> _TASK GOAL_:
Whenever a line below holds the word "Kaiser", copy that line.

[Component data from apps and pages]
- Opening Delimiter -

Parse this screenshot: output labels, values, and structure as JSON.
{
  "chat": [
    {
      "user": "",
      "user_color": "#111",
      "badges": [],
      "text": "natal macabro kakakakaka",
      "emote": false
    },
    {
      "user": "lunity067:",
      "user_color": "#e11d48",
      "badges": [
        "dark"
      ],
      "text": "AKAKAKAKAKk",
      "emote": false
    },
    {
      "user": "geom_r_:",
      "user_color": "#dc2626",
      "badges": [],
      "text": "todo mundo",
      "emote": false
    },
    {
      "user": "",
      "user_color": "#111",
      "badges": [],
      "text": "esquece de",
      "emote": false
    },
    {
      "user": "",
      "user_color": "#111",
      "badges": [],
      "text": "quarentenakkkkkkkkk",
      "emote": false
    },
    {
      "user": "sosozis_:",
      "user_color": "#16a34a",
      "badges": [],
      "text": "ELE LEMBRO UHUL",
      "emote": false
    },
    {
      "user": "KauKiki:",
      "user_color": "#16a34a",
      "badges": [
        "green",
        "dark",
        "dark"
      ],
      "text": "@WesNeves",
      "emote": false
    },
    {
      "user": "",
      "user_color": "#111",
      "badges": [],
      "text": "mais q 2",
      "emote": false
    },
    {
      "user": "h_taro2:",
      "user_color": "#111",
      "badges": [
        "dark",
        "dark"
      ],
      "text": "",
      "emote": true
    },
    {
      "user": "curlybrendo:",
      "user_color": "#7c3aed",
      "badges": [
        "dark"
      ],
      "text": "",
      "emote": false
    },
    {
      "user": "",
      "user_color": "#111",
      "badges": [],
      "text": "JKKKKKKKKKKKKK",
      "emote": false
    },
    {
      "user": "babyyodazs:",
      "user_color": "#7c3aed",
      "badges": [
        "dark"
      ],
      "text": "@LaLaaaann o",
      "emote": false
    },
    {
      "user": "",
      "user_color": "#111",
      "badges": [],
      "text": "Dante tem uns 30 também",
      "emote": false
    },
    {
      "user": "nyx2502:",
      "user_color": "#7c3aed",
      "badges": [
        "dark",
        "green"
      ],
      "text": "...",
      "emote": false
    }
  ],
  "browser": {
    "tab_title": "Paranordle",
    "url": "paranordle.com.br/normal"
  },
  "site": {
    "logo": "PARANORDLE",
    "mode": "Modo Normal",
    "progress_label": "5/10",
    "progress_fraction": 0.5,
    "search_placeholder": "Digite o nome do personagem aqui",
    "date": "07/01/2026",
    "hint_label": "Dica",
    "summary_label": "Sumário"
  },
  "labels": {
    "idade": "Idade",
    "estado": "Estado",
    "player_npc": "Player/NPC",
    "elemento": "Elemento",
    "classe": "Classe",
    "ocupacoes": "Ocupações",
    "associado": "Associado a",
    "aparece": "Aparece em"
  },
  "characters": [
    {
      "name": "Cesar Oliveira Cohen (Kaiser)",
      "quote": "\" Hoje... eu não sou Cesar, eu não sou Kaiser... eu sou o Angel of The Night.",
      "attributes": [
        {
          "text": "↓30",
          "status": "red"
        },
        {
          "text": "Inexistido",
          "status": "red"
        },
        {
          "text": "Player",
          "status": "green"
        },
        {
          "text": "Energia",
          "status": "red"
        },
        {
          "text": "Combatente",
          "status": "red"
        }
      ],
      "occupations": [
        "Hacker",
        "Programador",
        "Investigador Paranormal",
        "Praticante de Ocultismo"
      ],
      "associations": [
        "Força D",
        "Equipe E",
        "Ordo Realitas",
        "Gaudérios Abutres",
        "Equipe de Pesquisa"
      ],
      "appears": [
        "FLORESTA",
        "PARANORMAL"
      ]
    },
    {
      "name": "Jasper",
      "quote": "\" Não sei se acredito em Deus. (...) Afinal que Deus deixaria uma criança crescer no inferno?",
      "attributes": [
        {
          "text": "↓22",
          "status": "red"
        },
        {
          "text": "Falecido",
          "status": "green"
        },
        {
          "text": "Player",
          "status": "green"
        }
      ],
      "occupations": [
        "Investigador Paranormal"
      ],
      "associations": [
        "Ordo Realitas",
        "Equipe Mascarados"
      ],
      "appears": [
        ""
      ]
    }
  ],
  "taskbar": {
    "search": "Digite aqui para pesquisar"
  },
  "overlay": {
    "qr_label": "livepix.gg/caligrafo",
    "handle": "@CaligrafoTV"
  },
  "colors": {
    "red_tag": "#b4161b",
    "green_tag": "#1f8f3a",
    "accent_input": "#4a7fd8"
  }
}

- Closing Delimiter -

> _EXERCISE OUTPUT_:
      "name": "Cesar Oliveira Cohen (Kaiser)",
      "quote": "\" Hoje... eu não sou Cesar, eu não sou Kaiser... eu sou o Angel of The Night.",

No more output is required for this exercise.